**What to do:**
Restate the records in their entirety, word for word.

Records drawn from a dataset
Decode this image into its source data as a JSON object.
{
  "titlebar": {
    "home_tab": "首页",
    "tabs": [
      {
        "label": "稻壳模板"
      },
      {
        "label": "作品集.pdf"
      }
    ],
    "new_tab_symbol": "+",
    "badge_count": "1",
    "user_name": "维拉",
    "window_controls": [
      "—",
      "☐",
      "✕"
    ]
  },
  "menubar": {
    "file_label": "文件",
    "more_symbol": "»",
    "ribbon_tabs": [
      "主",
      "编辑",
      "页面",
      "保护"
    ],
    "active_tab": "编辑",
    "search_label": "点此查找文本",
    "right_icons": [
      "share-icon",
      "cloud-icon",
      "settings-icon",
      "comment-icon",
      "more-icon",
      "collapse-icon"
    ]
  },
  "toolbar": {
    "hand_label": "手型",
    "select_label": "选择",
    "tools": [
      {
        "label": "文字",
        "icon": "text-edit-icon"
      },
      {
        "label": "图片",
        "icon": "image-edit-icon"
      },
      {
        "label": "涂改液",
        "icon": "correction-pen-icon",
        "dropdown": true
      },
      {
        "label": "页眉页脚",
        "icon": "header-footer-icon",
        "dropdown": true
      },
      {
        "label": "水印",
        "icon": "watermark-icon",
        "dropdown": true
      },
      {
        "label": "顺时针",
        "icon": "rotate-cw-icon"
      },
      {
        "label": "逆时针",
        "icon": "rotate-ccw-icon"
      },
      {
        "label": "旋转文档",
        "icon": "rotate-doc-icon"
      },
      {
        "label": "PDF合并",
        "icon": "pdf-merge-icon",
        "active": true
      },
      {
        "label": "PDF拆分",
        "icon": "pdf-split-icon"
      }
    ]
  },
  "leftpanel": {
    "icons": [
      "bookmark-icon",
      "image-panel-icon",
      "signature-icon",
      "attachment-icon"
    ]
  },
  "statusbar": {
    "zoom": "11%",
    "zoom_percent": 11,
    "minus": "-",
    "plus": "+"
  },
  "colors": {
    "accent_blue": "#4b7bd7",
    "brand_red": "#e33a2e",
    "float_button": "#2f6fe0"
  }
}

**Task solution:**
Decode this image into its source data as a JSON object.
{
  "titlebar": {
    "home_tab": "首页",
    "tabs": [
      {
        "label": "稻壳模板"
      },
      {
        "label": "作品集.pdf"
      }
    ],
    "new_tab_symbol": "+",
    "badge_count": "1",
    "user_name": "维拉",
    "window_controls": [
      "—",
      "☐",
      "✕"
    ]
  },
  "menubar": {
    "file_label": "文件",
    "more_symbol": "»",
    "ribbon_tabs": [
      "主",
      "编辑",
      "页面",
      "保护"
    ],
    "active_tab": "编辑",
    "search_label": "点此查找文本",
    "right_icons": [
      "share-icon",
      "cloud-icon",
      "settings-icon",
      "comment-icon",
      "more-icon",
      "collapse-icon"
    ]
  },
  "toolbar": {
    "hand_label": "手型",
    "select_label": "选择",
    "tools": [
      {
        "label": "文字",
        "icon": "text-edit-icon"
      },
      {
        "label": "图片",
        "icon": "image-edit-icon"
      },
      {
        "label": "涂改液",
        "icon": "correction-pen-icon",
        "dropdown": true
      },
      {
        "label": "页眉页脚",
        "icon": "header-footer-icon",
        "dropdown": true
      },
      {
        "label": "水印",
        "icon": "watermark-icon",
        "dropdown": true
      },
      {
        "label": "顺时针",
        "icon": "rotate-cw-icon"
      },
      {
        "label": "逆时针",
        "icon": "rotate-ccw-icon"
      },
      {
        "label": "旋转文档",
        "icon": "rotate-doc-icon"
      },
      {
        "label": "PDF合并",
        "icon": "pdf-merge-icon",
        "active": true
      },
      {
        "label": "PDF拆分",
        "icon": "pdf-split-icon"
      }
    ]
  },
  "leftpanel": {
    "icons": [
      "bookmark-icon",
      "image-panel-icon",
      "signature-icon",
      "attachment-icon"
    ]
  },
  "statusbar": {
    "zoom": "11%",
    "zoom_percent": 11,
    "minus": "-",
    "plus": "+"
  },
  "colors": {
    "accent_blue": "#4b7bd7",
    "brand_red": "#e33a2e",
    "float_button": "#2f6fe0"
  }
}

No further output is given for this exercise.